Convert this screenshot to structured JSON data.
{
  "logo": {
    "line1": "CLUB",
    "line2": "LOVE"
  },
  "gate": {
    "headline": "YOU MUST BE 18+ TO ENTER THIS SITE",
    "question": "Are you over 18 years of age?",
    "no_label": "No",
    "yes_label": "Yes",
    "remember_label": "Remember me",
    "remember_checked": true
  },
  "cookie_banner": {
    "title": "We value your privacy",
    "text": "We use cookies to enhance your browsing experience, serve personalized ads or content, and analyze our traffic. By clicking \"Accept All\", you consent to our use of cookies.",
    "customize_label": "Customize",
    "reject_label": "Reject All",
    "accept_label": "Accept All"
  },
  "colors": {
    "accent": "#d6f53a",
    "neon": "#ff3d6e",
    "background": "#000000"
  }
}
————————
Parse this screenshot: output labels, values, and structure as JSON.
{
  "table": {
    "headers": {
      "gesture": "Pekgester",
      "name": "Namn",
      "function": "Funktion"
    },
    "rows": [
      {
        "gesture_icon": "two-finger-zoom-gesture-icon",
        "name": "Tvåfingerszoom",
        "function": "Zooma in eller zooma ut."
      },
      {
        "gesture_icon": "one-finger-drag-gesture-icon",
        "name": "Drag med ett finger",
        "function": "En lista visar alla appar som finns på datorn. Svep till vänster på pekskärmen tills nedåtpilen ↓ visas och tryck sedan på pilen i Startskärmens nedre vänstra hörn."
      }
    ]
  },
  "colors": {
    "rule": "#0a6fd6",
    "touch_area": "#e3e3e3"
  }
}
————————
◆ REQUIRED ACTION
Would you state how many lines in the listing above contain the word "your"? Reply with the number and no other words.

◆ EXERCISE SOLUTION
2